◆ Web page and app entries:
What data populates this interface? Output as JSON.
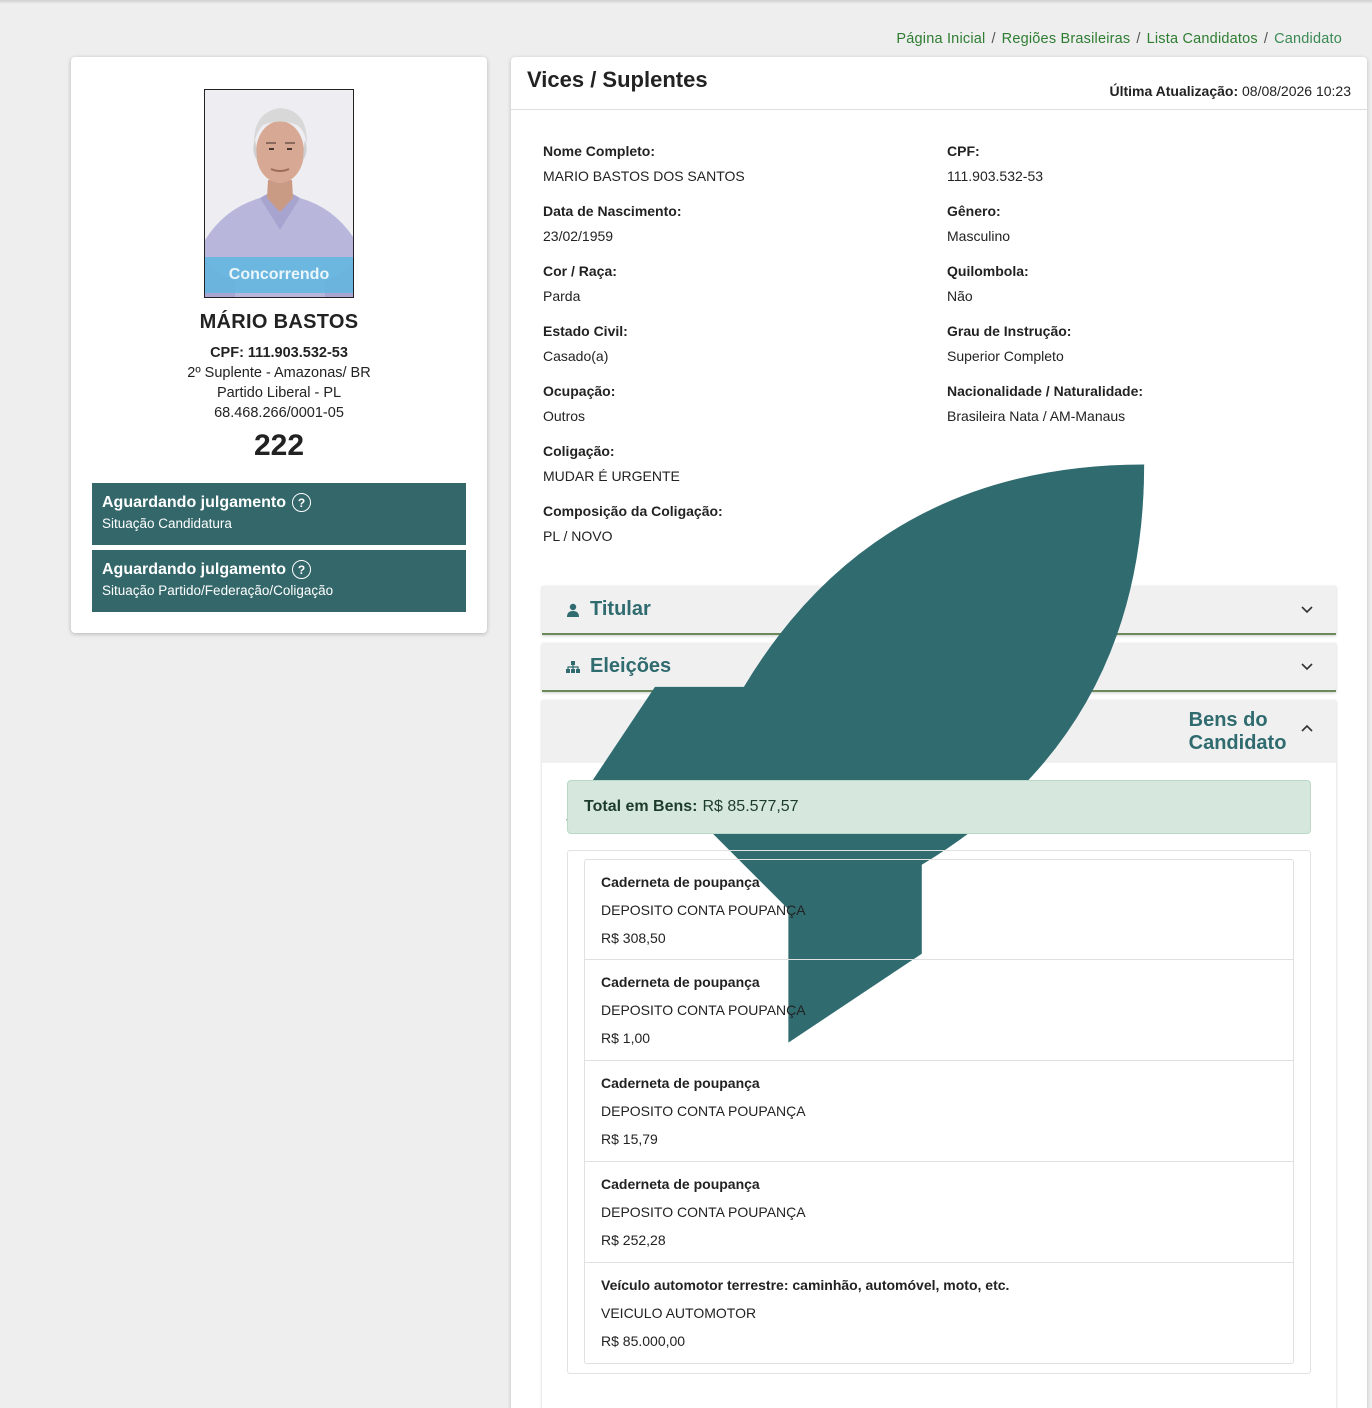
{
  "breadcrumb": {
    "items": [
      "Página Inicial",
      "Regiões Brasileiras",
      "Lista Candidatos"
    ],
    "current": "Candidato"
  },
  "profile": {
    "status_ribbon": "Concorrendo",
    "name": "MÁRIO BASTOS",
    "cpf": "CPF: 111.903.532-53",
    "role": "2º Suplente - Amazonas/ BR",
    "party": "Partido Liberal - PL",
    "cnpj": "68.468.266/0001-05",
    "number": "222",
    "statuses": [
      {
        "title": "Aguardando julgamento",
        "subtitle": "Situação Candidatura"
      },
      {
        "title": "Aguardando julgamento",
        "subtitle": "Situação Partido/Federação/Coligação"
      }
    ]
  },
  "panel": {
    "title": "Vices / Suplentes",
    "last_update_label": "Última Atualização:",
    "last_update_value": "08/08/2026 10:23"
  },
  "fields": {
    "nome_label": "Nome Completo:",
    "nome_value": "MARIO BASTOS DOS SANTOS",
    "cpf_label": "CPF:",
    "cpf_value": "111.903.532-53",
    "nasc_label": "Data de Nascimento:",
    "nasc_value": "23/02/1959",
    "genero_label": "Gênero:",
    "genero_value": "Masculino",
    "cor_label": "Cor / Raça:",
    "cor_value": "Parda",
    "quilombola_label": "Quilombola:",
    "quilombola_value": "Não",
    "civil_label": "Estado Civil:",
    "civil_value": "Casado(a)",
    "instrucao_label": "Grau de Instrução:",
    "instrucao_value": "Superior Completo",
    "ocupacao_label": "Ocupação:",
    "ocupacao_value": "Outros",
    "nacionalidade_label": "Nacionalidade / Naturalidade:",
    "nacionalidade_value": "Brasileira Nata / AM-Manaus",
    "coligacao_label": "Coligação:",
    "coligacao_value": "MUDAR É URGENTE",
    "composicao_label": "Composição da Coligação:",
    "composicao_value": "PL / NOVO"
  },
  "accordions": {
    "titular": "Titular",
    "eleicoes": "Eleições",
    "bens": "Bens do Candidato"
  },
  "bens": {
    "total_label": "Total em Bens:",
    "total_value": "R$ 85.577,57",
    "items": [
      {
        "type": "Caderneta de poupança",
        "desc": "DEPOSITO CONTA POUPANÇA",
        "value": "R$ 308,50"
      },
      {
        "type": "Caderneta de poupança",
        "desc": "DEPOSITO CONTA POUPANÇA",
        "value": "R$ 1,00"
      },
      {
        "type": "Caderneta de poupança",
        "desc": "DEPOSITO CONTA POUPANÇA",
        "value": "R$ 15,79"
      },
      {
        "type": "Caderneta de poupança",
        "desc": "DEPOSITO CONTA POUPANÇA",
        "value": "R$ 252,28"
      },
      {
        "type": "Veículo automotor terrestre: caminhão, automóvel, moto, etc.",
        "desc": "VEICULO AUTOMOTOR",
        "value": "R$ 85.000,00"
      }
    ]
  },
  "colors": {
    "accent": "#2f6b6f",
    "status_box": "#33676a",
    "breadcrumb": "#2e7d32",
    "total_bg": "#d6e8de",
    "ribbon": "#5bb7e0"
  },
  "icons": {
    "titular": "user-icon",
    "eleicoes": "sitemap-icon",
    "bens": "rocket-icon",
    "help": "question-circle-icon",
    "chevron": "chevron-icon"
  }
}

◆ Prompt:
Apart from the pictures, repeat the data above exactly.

◆ Written response:
What data populates this interface? Output as JSON.
{
  "breadcrumb": {
    "items": [
      "Página Inicial",
      "Regiões Brasileiras",
      "Lista Candidatos"
    ],
    "current": "Candidato"
  },
  "profile": {
    "status_ribbon": "Concorrendo",
    "name": "MÁRIO BASTOS",
    "cpf": "CPF: 111.903.532-53",
    "role": "2º Suplente - Amazonas/ BR",
    "party": "Partido Liberal - PL",
    "cnpj": "68.468.266/0001-05",
    "number": "222",
    "statuses": [
      {
        "title": "Aguardando julgamento",
        "subtitle": "Situação Candidatura"
      },
      {
        "title": "Aguardando julgamento",
        "subtitle": "Situação Partido/Federação/Coligação"
      }
    ]
  },
  "panel": {
    "title": "Vices / Suplentes",
    "last_update_label": "Última Atualização:",
    "last_update_value": "08/08/2026 10:23"
  },
  "fields": {
    "nome_label": "Nome Completo:",
    "nome_value": "MARIO BASTOS DOS SANTOS",
    "cpf_label": "CPF:",
    "cpf_value": "111.903.532-53",
    "nasc_label": "Data de Nascimento:",
    "nasc_value": "23/02/1959",
    "genero_label": "Gênero:",
    "genero_value": "Masculino",
    "cor_label": "Cor / Raça:",
    "cor_value": "Parda",
    "quilombola_label": "Quilombola:",
    "quilombola_value": "Não",
    "civil_label": "Estado Civil:",
    "civil_value": "Casado(a)",
    "instrucao_label": "Grau de Instrução:",
    "instrucao_value": "Superior Completo",
    "ocupacao_label": "Ocupação:",
    "ocupacao_value": "Outros",
    "nacionalidade_label": "Nacionalidade / Naturalidade:",
    "nacionalidade_value": "Brasileira Nata / AM-Manaus",
    "coligacao_label": "Coligação:",
    "coligacao_value": "MUDAR É URGENTE",
    "composicao_label": "Composição da Coligação:",
    "composicao_value": "PL / NOVO"
  },
  "accordions": {
    "titular": "Titular",
    "eleicoes": "Eleições",
    "bens": "Bens do Candidato"
  },
  "bens": {
    "total_label": "Total em Bens:",
    "total_value": "R$ 85.577,57",
    "items": [
      {
        "type": "Caderneta de poupança",
        "desc": "DEPOSITO CONTA POUPANÇA",
        "value": "R$ 308,50"
      },
      {
        "type": "Caderneta de poupança",
        "desc": "DEPOSITO CONTA POUPANÇA",
        "value": "R$ 1,00"
      },
      {
        "type": "Caderneta de poupança",
        "desc": "DEPOSITO CONTA POUPANÇA",
        "value": "R$ 15,79"
      },
      {
        "type": "Caderneta de poupança",
        "desc": "DEPOSITO CONTA POUPANÇA",
        "value": "R$ 252,28"
      },
      {
        "type": "Veículo automotor terrestre: caminhão, automóvel, moto, etc.",
        "desc": "VEICULO AUTOMOTOR",
        "value": "R$ 85.000,00"
      }
    ]
  },
  "colors": {
    "accent": "#2f6b6f",
    "status_box": "#33676a",
    "breadcrumb": "#2e7d32",
    "total_bg": "#d6e8de",
    "ribbon": "#5bb7e0"
  },
  "icons": {
    "titular": "user-icon",
    "eleicoes": "sitemap-icon",
    "bens": "rocket-icon",
    "help": "question-circle-icon",
    "chevron": "chevron-icon"
  }
}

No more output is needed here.